=== Extracted entries ===

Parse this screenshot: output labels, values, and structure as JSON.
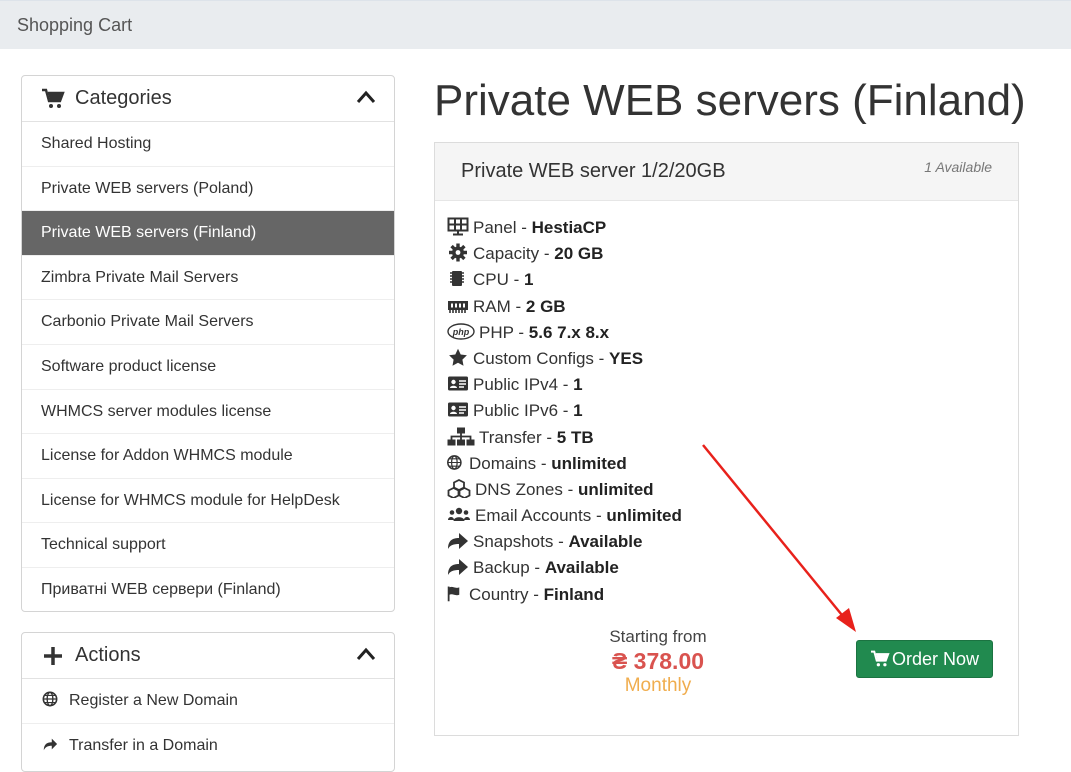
{
  "header": {
    "breadcrumb": "Shopping Cart"
  },
  "categories": {
    "title": "Categories",
    "items": [
      {
        "label": "Shared Hosting"
      },
      {
        "label": "Private WEB servers (Poland)"
      },
      {
        "label": "Private WEB servers (Finland)",
        "active": true
      },
      {
        "label": "Zimbra Private Mail Servers"
      },
      {
        "label": "Carbonio Private Mail Servers"
      },
      {
        "label": "Software product license"
      },
      {
        "label": "WHMCS server modules license"
      },
      {
        "label": "License for Addon WHMCS module"
      },
      {
        "label": "License for WHMCS module for HelpDesk"
      },
      {
        "label": "Technical support"
      },
      {
        "label": "Приватні WEB сервери (Finland)"
      }
    ]
  },
  "actions": {
    "title": "Actions",
    "items": [
      {
        "label": "Register a New Domain",
        "icon": "globe-icon"
      },
      {
        "label": "Transfer in a Domain",
        "icon": "share-arrow-icon"
      }
    ]
  },
  "page": {
    "title": "Private WEB servers (Finland)"
  },
  "product": {
    "name": "Private WEB server 1/2/20GB",
    "availability": "1 Available",
    "features": [
      {
        "label": "Panel",
        "value": "HestiaCP",
        "icon": "panel-icon"
      },
      {
        "label": "Capacity",
        "value": "20 GB",
        "icon": "gear-icon"
      },
      {
        "label": "CPU",
        "value": "1",
        "icon": "cpu-icon"
      },
      {
        "label": "RAM",
        "value": "2 GB",
        "icon": "ram-icon"
      },
      {
        "label": "PHP",
        "value": "5.6 7.x 8.x",
        "icon": "php-icon"
      },
      {
        "label": "Custom Configs",
        "value": "YES",
        "icon": "star-icon"
      },
      {
        "label": "Public IPv4",
        "value": "1",
        "icon": "id-card-icon"
      },
      {
        "label": "Public IPv6",
        "value": "1",
        "icon": "id-card-icon"
      },
      {
        "label": "Transfer",
        "value": "5 TB",
        "icon": "sitemap-icon"
      },
      {
        "label": "Domains",
        "value": "unlimited",
        "icon": "globe-icon"
      },
      {
        "label": "DNS Zones",
        "value": "unlimited",
        "icon": "cubes-icon"
      },
      {
        "label": "Email Accounts",
        "value": "unlimited",
        "icon": "users-icon"
      },
      {
        "label": "Snapshots",
        "value": "Available",
        "icon": "share-arrow-icon"
      },
      {
        "label": "Backup",
        "value": "Available",
        "icon": "share-arrow-icon"
      },
      {
        "label": "Country",
        "value": "Finland",
        "icon": "flag-icon"
      }
    ],
    "pricing": {
      "starting_from": "Starting from",
      "price": "₴ 378.00",
      "cycle": "Monthly"
    },
    "order_button": "Order Now"
  },
  "colors": {
    "active_item_bg": "#666666",
    "order_button": "#218a4f",
    "price": "#d9534f",
    "cycle": "#f0ad4e",
    "arrow": "#e8211b"
  }
}
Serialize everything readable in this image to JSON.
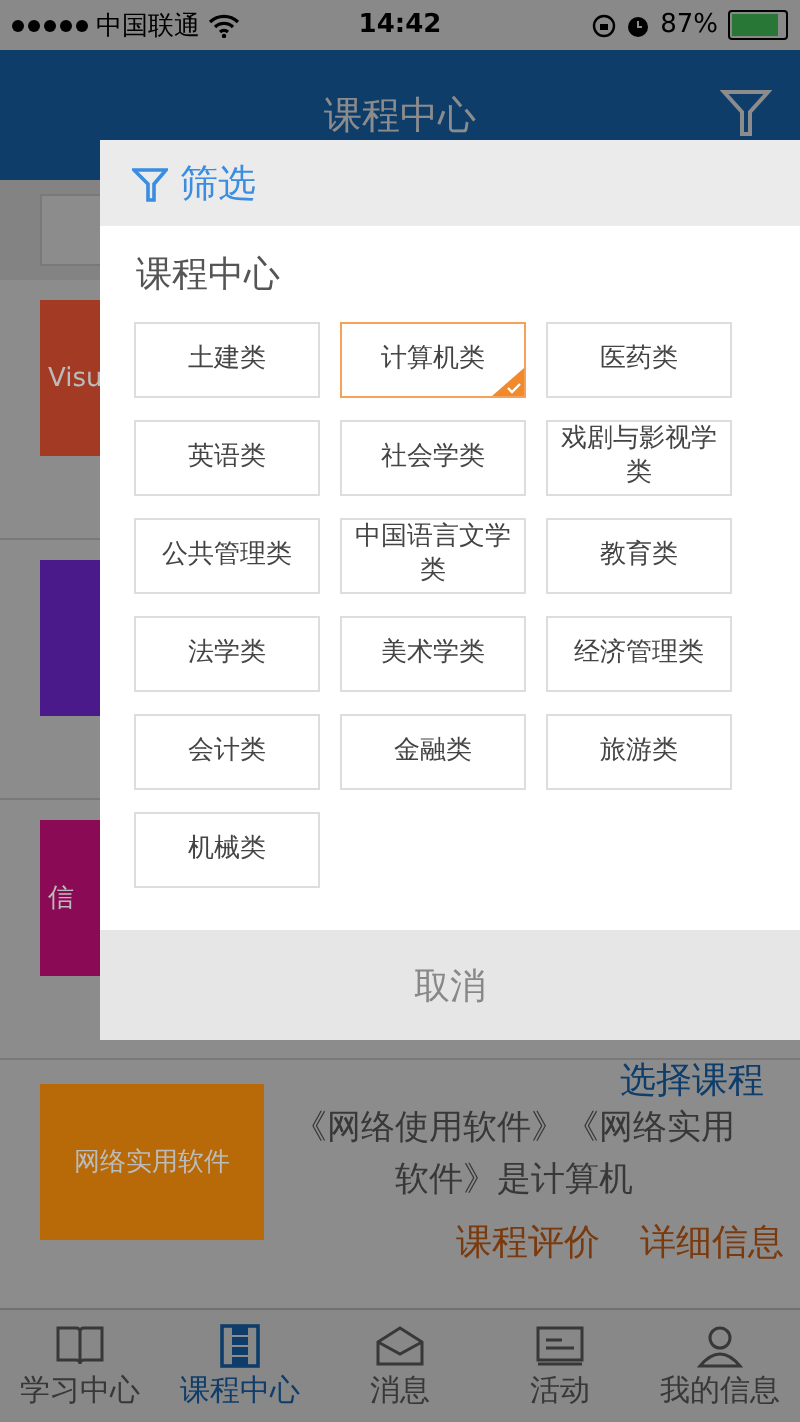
{
  "status_bar": {
    "carrier": "中国联通",
    "time": "14:42",
    "battery": "87%"
  },
  "header": {
    "title": "课程中心"
  },
  "courses": [
    {
      "tile": "Visu",
      "color": "#a33a24"
    },
    {
      "color": "#4a1a8a"
    },
    {
      "tile": "信",
      "color": "#8a0a55"
    },
    {
      "tile": "网络实用软件",
      "color": "#b86a08",
      "action": "选择课程",
      "description": "《网络使用软件》《网络实用软件》是计算机",
      "links": [
        "课程评价",
        "详细信息"
      ]
    }
  ],
  "filter_dialog": {
    "title": "筛选",
    "section": "课程中心",
    "cancel": "取消",
    "options": [
      {
        "label": "土建类",
        "selected": false
      },
      {
        "label": "计算机类",
        "selected": true
      },
      {
        "label": "医药类",
        "selected": false
      },
      {
        "label": "英语类",
        "selected": false
      },
      {
        "label": "社会学类",
        "selected": false
      },
      {
        "label": "戏剧与影视学类",
        "selected": false
      },
      {
        "label": "公共管理类",
        "selected": false
      },
      {
        "label": "中国语言文学类",
        "selected": false
      },
      {
        "label": "教育类",
        "selected": false
      },
      {
        "label": "法学类",
        "selected": false
      },
      {
        "label": "美术学类",
        "selected": false
      },
      {
        "label": "经济管理类",
        "selected": false
      },
      {
        "label": "会计类",
        "selected": false
      },
      {
        "label": "金融类",
        "selected": false
      },
      {
        "label": "旅游类",
        "selected": false
      },
      {
        "label": "机械类",
        "selected": false
      }
    ]
  },
  "tab_bar": [
    {
      "label": "学习中心",
      "selected": false
    },
    {
      "label": "课程中心",
      "selected": true
    },
    {
      "label": "消息",
      "selected": false
    },
    {
      "label": "活动",
      "selected": false
    },
    {
      "label": "我的信息",
      "selected": false
    }
  ]
}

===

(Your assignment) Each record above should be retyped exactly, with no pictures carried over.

(Written answer)
Parse this screenshot: output labels, values, and structure as JSON.
{
  "header": {
    "breadcrumb": "Shopping Cart"
  },
  "categories": {
    "title": "Categories",
    "items": [
      {
        "label": "Shared Hosting"
      },
      {
        "label": "Private WEB servers (Poland)"
      },
      {
        "label": "Private WEB servers (Finland)",
        "active": true
      },
      {
        "label": "Zimbra Private Mail Servers"
      },
      {
        "label": "Carbonio Private Mail Servers"
      },
      {
        "label": "Software product license"
      },
      {
        "label": "WHMCS server modules license"
      },
      {
        "label": "License for Addon WHMCS module"
      },
      {
        "label": "License for WHMCS module for HelpDesk"
      },
      {
        "label": "Technical support"
      },
      {
        "label": "Приватні WEB сервери (Finland)"
      }
    ]
  },
  "actions": {
    "title": "Actions",
    "items": [
      {
        "label": "Register a New Domain",
        "icon": "globe-icon"
      },
      {
        "label": "Transfer in a Domain",
        "icon": "share-arrow-icon"
      }
    ]
  },
  "page": {
    "title": "Private WEB servers (Finland)"
  },
  "product": {
    "name": "Private WEB server 1/2/20GB",
    "availability": "1 Available",
    "features": [
      {
        "label": "Panel",
        "value": "HestiaCP",
        "icon": "panel-icon"
      },
      {
        "label": "Capacity",
        "value": "20 GB",
        "icon": "gear-icon"
      },
      {
        "label": "CPU",
        "value": "1",
        "icon": "cpu-icon"
      },
      {
        "label": "RAM",
        "value": "2 GB",
        "icon": "ram-icon"
      },
      {
        "label": "PHP",
        "value": "5.6 7.x 8.x",
        "icon": "php-icon"
      },
      {
        "label": "Custom Configs",
        "value": "YES",
        "icon": "star-icon"
      },
      {
        "label": "Public IPv4",
        "value": "1",
        "icon": "id-card-icon"
      },
      {
        "label": "Public IPv6",
        "value": "1",
        "icon": "id-card-icon"
      },
      {
        "label": "Transfer",
        "value": "5 TB",
        "icon": "sitemap-icon"
      },
      {
        "label": "Domains",
        "value": "unlimited",
        "icon": "globe-icon"
      },
      {
        "label": "DNS Zones",
        "value": "unlimited",
        "icon": "cubes-icon"
      },
      {
        "label": "Email Accounts",
        "value": "unlimited",
        "icon": "users-icon"
      },
      {
        "label": "Snapshots",
        "value": "Available",
        "icon": "share-arrow-icon"
      },
      {
        "label": "Backup",
        "value": "Available",
        "icon": "share-arrow-icon"
      },
      {
        "label": "Country",
        "value": "Finland",
        "icon": "flag-icon"
      }
    ],
    "pricing": {
      "starting_from": "Starting from",
      "price": "₴ 378.00",
      "cycle": "Monthly"
    },
    "order_button": "Order Now"
  },
  "colors": {
    "active_item_bg": "#666666",
    "order_button": "#218a4f",
    "price": "#d9534f",
    "cycle": "#f0ad4e",
    "arrow": "#e8211b"
  }
}
Serialize everything readable in this image to JSON.
{
  "status_bar": {
    "carrier": "中国联通",
    "time": "14:42",
    "battery": "87%"
  },
  "header": {
    "title": "课程中心"
  },
  "courses": [
    {
      "tile": "Visu",
      "color": "#a33a24"
    },
    {
      "color": "#4a1a8a"
    },
    {
      "tile": "信",
      "color": "#8a0a55"
    },
    {
      "tile": "网络实用软件",
      "color": "#b86a08",
      "action": "选择课程",
      "description": "《网络使用软件》《网络实用软件》是计算机",
      "links": [
        "课程评价",
        "详细信息"
      ]
    }
  ],
  "filter_dialog": {
    "title": "筛选",
    "section": "课程中心",
    "cancel": "取消",
    "options": [
      {
        "label": "土建类",
        "selected": false
      },
      {
        "label": "计算机类",
        "selected": true
      },
      {
        "label": "医药类",
        "selected": false
      },
      {
        "label": "英语类",
        "selected": false
      },
      {
        "label": "社会学类",
        "selected": false
      },
      {
        "label": "戏剧与影视学类",
        "selected": false
      },
      {
        "label": "公共管理类",
        "selected": false
      },
      {
        "label": "中国语言文学类",
        "selected": false
      },
      {
        "label": "教育类",
        "selected": false
      },
      {
        "label": "法学类",
        "selected": false
      },
      {
        "label": "美术学类",
        "selected": false
      },
      {
        "label": "经济管理类",
        "selected": false
      },
      {
        "label": "会计类",
        "selected": false
      },
      {
        "label": "金融类",
        "selected": false
      },
      {
        "label": "旅游类",
        "selected": false
      },
      {
        "label": "机械类",
        "selected": false
      }
    ]
  },
  "tab_bar": [
    {
      "label": "学习中心",
      "selected": false
    },
    {
      "label": "课程中心",
      "selected": true
    },
    {
      "label": "消息",
      "selected": false
    },
    {
      "label": "活动",
      "selected": false
    },
    {
      "label": "我的信息",
      "selected": false
    }
  ]
}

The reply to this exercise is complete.